Партнеры по программе AWS Partner Network Competency в сфере высокопроизводительных вычислений помогают клиентам ускорить внедрение цифровых инноваций в различных областях высокопроизводительных вычислений: высокопроизводительных решателей, вычислений с высокой пропускной способностью, управлению высокопроизводительными рабочими нагрузками и базовой технологии высокопроизводительных вычислений. Партнеры по программе AWS Partner Network Competency в сфере высокопроизводительных вычислений предоставляют гибкие и экономически эффективные технологические продукты для высокопроизводительных вычислений на AWS с поддержкой геномики, вычислительной химии, отработки сейсмических данных, компьютерного моделирования, а также развивающихся приложений, таких как глубокое обучение и автономные автомобили.

Create a subnet in your VPC

To add a new subnet to your VPC, you must specify an IPv4 CIDR block for the
subnet from the range of your VPC. You can specify the Availability Zone in which
you want the subnet to reside. You can have multiple subnets in the same
Availability Zone.

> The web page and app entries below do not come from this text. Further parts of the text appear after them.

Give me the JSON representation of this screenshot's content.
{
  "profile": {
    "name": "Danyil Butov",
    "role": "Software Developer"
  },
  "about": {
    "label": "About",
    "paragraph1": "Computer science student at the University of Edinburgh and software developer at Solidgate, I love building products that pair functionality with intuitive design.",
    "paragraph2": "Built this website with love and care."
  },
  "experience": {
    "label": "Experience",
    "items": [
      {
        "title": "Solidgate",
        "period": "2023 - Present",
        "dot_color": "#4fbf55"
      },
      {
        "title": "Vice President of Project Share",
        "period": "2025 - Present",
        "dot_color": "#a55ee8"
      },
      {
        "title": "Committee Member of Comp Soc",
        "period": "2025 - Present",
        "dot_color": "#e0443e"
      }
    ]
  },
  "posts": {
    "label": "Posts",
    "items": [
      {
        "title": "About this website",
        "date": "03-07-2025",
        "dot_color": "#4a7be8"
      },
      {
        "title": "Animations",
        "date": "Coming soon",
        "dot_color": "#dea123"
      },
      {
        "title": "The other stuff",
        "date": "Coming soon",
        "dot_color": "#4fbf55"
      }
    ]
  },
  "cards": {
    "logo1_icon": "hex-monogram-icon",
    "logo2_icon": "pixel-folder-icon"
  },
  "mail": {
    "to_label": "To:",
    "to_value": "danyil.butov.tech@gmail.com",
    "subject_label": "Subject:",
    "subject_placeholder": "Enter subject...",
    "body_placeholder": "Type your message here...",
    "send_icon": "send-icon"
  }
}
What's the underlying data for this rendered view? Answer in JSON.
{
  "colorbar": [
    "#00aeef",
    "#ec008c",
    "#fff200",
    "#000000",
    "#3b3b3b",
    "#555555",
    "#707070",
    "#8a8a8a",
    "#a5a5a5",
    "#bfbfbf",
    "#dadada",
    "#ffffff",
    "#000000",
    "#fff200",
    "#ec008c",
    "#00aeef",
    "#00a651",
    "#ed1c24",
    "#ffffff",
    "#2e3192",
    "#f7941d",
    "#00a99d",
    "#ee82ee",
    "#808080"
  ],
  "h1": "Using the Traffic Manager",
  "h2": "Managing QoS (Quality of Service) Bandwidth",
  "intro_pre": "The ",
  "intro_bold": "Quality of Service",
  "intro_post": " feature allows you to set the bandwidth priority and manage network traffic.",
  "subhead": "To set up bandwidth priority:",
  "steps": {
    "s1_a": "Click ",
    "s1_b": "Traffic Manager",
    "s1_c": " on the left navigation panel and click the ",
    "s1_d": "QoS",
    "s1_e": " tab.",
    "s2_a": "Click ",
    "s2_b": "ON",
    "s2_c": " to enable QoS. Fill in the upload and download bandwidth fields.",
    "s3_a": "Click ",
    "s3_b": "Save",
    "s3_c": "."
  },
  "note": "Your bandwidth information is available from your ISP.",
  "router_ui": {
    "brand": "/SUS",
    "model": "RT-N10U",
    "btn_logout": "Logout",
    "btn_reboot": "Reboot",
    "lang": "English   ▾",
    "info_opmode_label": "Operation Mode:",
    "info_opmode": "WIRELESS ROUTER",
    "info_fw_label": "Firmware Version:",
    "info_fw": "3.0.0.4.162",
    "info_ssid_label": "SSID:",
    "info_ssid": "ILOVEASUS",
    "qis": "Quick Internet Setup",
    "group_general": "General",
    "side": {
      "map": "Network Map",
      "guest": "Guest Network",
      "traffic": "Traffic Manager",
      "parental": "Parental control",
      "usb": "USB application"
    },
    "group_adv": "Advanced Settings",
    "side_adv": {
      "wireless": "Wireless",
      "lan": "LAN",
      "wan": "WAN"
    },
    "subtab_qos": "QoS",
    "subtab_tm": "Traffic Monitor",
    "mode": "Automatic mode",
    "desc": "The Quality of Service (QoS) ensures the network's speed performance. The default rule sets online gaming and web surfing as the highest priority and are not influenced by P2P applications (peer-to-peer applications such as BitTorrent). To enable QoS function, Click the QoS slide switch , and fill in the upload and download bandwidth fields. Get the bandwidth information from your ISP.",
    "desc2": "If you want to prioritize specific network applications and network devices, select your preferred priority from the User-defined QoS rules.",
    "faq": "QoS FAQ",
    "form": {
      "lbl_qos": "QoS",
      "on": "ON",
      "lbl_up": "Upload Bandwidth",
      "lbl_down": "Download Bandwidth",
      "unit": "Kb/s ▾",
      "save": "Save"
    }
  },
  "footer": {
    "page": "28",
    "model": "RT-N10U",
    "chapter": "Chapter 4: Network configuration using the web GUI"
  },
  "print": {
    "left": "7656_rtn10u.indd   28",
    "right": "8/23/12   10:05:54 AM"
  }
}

You can optionally specify an IPv6 CIDR block for your subnet if an IPv6 CIDR
block is associated with your VPC.

To create the subnet in a Local Zone, or a Wavelength Zone, you must enable the Zone.
information about how to enable Wavelength Zones, see in the Amazon EC2 User Guide for Linux Instances.

To add a subnet to your VPC using the console

  1. Open the Amazon VPC console at

  2. In the navigation pane, choose Subnets, Create

  3. Specify the subnet details as necessary and choose Create.

    • Name tag: Optionally provide
      a name for your subnet. Doing so creates a tag with a key of
      and the value
      that you specify.

    • VPC: Choose the VPC for which
      you’re creating the subnet.

    • Availability Zone: Optionally choose a Zone in which your subnet
      will reside, or leave the default No Preference
      to let AWS choose an Availability Zone for you.

      For information about the Regions and Zones, see in the Amazon EC2 User Guide for Linux Instances.

    • IPv6-only: Specify if this subnet should be an IPv6-only subnet. This
      option is only available if the subnet is in a VPC with an IPv6 CIDR
      block assigned. If you choose this option, you will not define an
      IPv4 CIDR block range for the subnet. Any EC2 instances launched in
      this subnet will given an IPv6 address only, not an IPv4 address. To
      launch an EC2 instance into an IPv6-only subnet, you must use .

    • IPv4 CIDR block: Specify an IPv4 CIDR block for your
      subnet, for example, . For more information,
      see . If you chose IPv6-only, this option is unavailable.

    • IPv6 CIDR block: If you’ve associated an IPv6 CIDR
      block with your VPC, choose Custom IPv6 CIDR.
      Specify the hexadecimal pair value for the subnet, or leave the
      default value. If you chose IPv6-only, choose
      an IPv6 CIDR block.

  4. (Optional) If required, repeat the steps above to create more subnets in
    your VPC.

Alternatively, you can use a command line tool.

To add a subnet using a command line tool

  • create-subnet
    (AWS CLI)

  • New-EC2Subnet
    (AWS Tools for Windows PowerShell)

After you create a subnet, you can do the following:

  • Configure your routing. To make your subnet a public subnet, you must attach an internet
    gateway to your VPC. For more information, see . You can then create a custom route table, and add route to the internet
    gateway. For more information, see . For other routing options, see Route tables for your VPC.

  • Modify the subnet settings to specify that all instances launched in
    that subnet receive a public IPv4 address, or an IPv6 address, or both.
    For more information, see .

  • Modify the subnet settings to change resource-based name (RBN) settings. For more
    information, see .

  • Create or modify your security groups as needed. For more information,
    see Security groups for your VPC.

  • Create or modify your network ACLs as needed. For more information,
    see Network ACLs.

  • Share the subnet with other accounts. For more information, see .

( Пока оценок нет )
Понравилась статья? Поделиться с друзьями:
Мой редактор ОС
Добавить комментарий

;-) :| :x :twisted: :smile: :shock: :sad: :roll: :razz: :oops: :o :mrgreen: :lol: :idea: :grin: :evil: :cry: :cool: :arrow: :???: :?: :!: